There is evidence that chemokines may play an important role in inflammatory pain pathways (Oh et al., 2001). In particular, the chemokine CCL2 and its cognate receptor CCR2 have been implicated in the excitation of injured peripheral neurons (White et al. 2005). The aim of this in vivo study was to examine the electrophysiological effects of CCL2 on both untreated and inflamed C-fibre neurons and to determine the neuronal expression of CCR2 following inflammation. The sciatic nerve was locally inflamed (neuritis) in anaesthetised adult male Sprague Dawley rats (n=31; isoflurane, 1.75% in O2) as previously described (Dilley & Bove, 2008). Three to six days following neuritis (n=26), and in untreated animals (n=32), dorsal root single unit recordings were carried out under terminal anaesthesia (1.5g/kg urethane i.p.). CCL2 (in 0.1% bovine serum albumin/saline; BSA saline) or BSA saline were suspended for 15 minutes around the sciatic nerve at the neuritis or equivalent site in untreated animals. Axons were assessed for ongoing activity (OA) as a measure of excitability. CCR2 immunofluorescence was carried out on ipsilateral L5 dorsal root ganglia (DRG). OA developed in 38% of neurons following neuritis (median rate=16.8 spikes/min) compared to 7% in the untreated group (p<0.05). There was also a significant slowing of conduction velocity (median=0.71 m/sec (IQR 0.33)) compared to the untreated group (0.89 m/sec (IQR 0.28); p<0.05). The test agents had negligible effects on untreated neurons (1/10 developed OA post-CCL2, 0/12 post-BSA saline), whereas CCL2 caused 27% (6/22) of neurons in the neuritis group to develop or increase their rate of OA compared to none (0/21) for BSA saline (p<0.05). The ongoing responders had significantly slower baseline firing rates (1.7 (IQR 2.7) spikes/min) compared to non-responders (16.3 (IQR 36.0) spikes/min; p<0.05) as well as normal conduction velocities (0.94 (IQR 0.49 m/sec)). In a subgroup of untreated animals (n=26), the periphery underwent repeated noxious mechanical stimulation during receptive field searches. Receptive field testing took place during in vivo electrophysiological procedures, under terminal anaesthesia. In this group, neurons developed slow OA over time (median rate=2.8 spikes/min). Twenty seven percent (6/22) of these neurons responded to CCL2 treatment compared to 0/19 for BSA saline (p<0.05). The majority of responders (5/6) were recorded late in the experiments (>151 min from setup) and were probably sensitised. CCR2 was expressed at extremely low levels within L5 DRG cell bodies in both the untreated (2.1%) and neuritis groups (0.6%). In summary, CCL2 excites a subgroup of subtly inflamed C-fibre neurons that are either silent or slowly ongoing and have unaltered conduction velocities. The lack of CCR2 expression on inflamed axons suggests that this receptor is not involved in a direct axonal mechanism in the neuritis model. Since CCL2 effects were rapid, other axonal CCL2 receptors may be involved.

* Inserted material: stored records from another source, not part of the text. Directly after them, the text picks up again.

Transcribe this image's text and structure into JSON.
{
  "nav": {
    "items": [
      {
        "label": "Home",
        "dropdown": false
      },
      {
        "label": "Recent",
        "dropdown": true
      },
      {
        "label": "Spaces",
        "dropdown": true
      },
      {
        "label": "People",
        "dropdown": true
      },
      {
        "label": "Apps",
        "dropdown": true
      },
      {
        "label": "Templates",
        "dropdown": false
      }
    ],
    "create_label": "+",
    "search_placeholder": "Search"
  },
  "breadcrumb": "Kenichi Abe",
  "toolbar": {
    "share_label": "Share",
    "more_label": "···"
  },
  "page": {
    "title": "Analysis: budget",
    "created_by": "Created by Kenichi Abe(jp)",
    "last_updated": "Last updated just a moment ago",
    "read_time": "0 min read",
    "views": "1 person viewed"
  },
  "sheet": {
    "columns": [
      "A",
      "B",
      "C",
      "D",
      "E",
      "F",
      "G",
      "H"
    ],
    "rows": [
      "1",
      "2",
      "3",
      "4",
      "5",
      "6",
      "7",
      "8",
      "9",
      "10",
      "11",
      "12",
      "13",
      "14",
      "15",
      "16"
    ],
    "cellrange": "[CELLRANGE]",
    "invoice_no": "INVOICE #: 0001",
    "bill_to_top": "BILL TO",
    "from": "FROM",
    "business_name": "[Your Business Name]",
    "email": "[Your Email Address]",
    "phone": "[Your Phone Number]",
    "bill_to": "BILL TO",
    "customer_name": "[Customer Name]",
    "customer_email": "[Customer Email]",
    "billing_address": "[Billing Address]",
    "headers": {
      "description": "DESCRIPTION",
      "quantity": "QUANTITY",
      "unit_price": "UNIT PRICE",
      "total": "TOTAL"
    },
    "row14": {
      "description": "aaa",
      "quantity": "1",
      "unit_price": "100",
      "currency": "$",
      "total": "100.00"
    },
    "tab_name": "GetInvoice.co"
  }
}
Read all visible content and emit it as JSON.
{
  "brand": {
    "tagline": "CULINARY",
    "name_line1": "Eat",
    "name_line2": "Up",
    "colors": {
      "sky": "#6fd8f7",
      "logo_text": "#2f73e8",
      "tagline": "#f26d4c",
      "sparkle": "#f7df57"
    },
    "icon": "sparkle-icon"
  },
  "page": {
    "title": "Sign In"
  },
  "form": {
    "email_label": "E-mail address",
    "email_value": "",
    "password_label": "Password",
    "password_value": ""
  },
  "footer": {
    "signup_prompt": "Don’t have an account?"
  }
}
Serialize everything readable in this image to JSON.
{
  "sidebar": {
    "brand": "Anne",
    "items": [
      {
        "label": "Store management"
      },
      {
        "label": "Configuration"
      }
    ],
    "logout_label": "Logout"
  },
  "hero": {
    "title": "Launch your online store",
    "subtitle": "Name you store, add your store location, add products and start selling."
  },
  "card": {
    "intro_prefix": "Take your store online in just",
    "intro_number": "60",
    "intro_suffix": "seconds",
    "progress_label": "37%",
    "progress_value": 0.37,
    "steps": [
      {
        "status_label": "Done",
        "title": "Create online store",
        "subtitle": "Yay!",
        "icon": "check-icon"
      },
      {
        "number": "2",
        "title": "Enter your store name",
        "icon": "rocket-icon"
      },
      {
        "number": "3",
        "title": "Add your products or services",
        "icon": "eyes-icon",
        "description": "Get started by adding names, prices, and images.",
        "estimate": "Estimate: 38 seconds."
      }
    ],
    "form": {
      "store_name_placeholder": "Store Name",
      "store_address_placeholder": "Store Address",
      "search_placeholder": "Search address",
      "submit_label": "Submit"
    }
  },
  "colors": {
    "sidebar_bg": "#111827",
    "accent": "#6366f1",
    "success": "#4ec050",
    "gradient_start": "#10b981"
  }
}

Where applicable, experiments conform with Society ethical requirements